Bob Drury and Tom Clavin
Simon and Schuster, New York, 2018, 432 pages
Book Review published on: September 14, 2018
A beleaguered Continental army was on verge of dissolving in December 1777 when it staggered into Valley Forge. The starving and half-naked force was reeling from a string of demoralizing defeats by the British Army at Brandywine and Germantown. That same British Army forced the Continental Congress to flee from an occupied Philadelphia. With the Continental army in tatters, the Continental Congress in exile, and its treasury depleted, the American Revolution appeared lost. Bob Drury and Tom Calvin—New York Times best-selling authors of Lucky 666, The Heart of Everything That Is, Halsey’s Typhon, Last Men Out, and The Last Stand of Fox Company—tell the dramatic story of the Continental army’s darkest days of the Revolution and its transformation in Valley Forge.
Valley Forge goes beyond the traditional works that focus on George Washington or the winter encampment in describing the behind the scene events taking place in shaping the war. The authors reveal that Washington was simultaneously fighting the British Army and another war against members of the Continental Congress, as well as self-serving Continental army officers plotting to unseat him. The authors chronicle a pivotal point of Washington who responded to a Continental Congress missive that argued against a winter cantonment in favor of one last “vigorous effort” to dislodge the British Army from Philadelphia; Washington was astounded and angry. The failure of the Continental Congress to honor its promises to feed and clothe the starving and half-clothed Continental army placed it in great peril.

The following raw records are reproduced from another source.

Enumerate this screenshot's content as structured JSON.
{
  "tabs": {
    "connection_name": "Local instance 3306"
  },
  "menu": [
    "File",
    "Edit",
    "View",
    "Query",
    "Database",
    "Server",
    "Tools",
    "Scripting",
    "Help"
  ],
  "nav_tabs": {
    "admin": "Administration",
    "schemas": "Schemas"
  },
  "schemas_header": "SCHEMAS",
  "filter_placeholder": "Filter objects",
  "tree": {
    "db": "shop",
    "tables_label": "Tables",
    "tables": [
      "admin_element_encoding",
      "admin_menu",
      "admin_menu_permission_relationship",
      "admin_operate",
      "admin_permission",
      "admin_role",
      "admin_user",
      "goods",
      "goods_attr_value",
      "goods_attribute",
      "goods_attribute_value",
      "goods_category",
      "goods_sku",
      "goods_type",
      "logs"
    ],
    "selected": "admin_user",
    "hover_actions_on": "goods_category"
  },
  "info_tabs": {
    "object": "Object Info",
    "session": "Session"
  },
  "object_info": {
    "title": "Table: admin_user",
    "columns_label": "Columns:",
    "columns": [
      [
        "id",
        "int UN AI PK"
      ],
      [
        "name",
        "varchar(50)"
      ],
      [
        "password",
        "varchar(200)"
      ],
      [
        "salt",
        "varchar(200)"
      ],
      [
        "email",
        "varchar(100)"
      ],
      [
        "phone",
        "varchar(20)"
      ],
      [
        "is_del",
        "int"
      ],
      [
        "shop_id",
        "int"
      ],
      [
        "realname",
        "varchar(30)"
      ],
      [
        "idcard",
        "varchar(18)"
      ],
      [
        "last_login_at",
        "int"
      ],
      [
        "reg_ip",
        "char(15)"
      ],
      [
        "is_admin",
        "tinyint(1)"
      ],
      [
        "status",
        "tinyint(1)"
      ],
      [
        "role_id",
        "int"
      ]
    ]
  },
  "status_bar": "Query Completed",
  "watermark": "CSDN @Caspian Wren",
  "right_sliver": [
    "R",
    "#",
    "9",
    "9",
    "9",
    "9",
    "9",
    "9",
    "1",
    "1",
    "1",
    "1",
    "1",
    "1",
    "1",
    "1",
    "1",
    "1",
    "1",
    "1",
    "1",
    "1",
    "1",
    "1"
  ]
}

Washington’s response captured the moment: “Unless some great and capital change suddenly takes place in that supply line, this Army must inevitability be reduced to one or other things of these things. Starve, dissolve, or disperse, in order to obtain subsistence.” Washington’s reply had its intended effect in moving the Continental Congress toward addressing the challenges of supply the army.
Drury and Calvin dispel the perception of inactivity during the winter months of the war. Desertions, disease, lack of supplies, and an ever-perceived threat of British forces leaving Philadelphia to destroy the Continental army kept Washington busy. Washington quickly implemented changes in training, discipline, and organization in realizing his vision for the army. It was during the dark days at Valley Forge that his vision was transcribed into developing a disciplined force that would, months later, withstand cannon fire and hold its own against British forces at the Battle of Monmouth.
Valley Forge also describes the British diplomatic efforts to end the conflict following the surrender of British general John Burgoyne’s army at the Battle of Saratoga. England’s war planners correctly suspected that the American victory would hasten France’s entry into the conflict, turning a colonial rebellion into a world war. Britain attempted to forestall or reduce the number of fronts it would have to fight on. England’s Parliament envoy, Paul Wentworth, met with Benjamin Franklin and Silas Deane and proposed a reconciliation plan that repealed all offensive parliamentary acts that had passed since 1763 and allowed the Americans to retain their Continental Congress. Furthermore, it provided knighthoods and generous pensions to Franklin and Deane for their efforts in resolving the rebellion.
British military officers were also beginning to realize that service in the colonies was detrimental to their careers. Gen. William Howe requested that he be relieved as a way to shift blame for British setbacks from himself to the British commander in the field. British Gen. Henry Clinton, whose army was wintering in New York, also requested reassignment back to Britain. Adm. Richard Howe, brother of William, used his wife’s well-connected contacts to request that he be allowed to return home and retire. Washington, facing the weight of world in Valley Forge, had no knowledge of what his opponents’ felt in terms of their service.
The strengths of Valley Forge are Drury and Calvin’s exhaustive research, writing style, and inclusion of events outside Valley Forge in shaping it and the war. Valley Forge is more than the story of the Continental army’s winter encampment; it describes Washington’s transformation, the transformation of the Continental army from an unruly mob to a disciplined fighting force, and some of the darkest days in the fight for independence. It is one of the finest works on Valley Forge written in a decade. This book is for military professionals and historians, and would be a great addition to any professional leadership reading list.
Book Review written by: Jesse McIntyre III, Fort Leavenworth, Kansas